--- MATERIAL PROVIDED Enclosed Below ---

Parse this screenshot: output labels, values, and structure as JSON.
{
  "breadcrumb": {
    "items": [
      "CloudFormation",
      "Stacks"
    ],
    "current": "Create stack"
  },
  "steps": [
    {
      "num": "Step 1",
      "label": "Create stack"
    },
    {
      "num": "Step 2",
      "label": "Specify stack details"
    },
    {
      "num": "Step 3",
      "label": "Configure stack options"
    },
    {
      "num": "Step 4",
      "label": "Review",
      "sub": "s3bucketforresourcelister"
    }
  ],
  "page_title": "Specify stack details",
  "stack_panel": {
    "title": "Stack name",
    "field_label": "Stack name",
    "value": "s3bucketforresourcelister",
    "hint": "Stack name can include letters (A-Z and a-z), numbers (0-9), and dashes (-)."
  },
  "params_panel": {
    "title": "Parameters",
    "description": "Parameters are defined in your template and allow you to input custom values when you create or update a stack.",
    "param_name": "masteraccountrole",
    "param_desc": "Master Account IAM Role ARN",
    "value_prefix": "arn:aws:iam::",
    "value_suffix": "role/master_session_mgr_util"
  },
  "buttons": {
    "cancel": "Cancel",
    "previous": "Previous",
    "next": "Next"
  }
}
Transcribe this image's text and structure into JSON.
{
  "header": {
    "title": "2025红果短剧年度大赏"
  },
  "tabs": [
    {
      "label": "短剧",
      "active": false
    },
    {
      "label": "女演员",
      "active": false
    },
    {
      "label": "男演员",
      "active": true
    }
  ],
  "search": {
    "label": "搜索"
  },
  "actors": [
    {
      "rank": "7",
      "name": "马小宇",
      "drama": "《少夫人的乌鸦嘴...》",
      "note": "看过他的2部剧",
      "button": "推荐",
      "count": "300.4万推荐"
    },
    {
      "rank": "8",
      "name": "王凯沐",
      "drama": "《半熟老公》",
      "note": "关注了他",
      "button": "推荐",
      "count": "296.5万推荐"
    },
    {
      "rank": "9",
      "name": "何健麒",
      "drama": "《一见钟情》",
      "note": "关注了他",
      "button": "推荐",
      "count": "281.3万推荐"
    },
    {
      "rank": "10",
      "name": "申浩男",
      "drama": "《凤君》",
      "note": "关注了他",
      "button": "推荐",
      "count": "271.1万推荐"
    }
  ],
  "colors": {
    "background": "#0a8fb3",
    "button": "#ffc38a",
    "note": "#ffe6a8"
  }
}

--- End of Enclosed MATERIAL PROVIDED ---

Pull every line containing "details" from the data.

◆ REPLY
      "label": "Specify stack details"
  "page_title": "Specify stack details",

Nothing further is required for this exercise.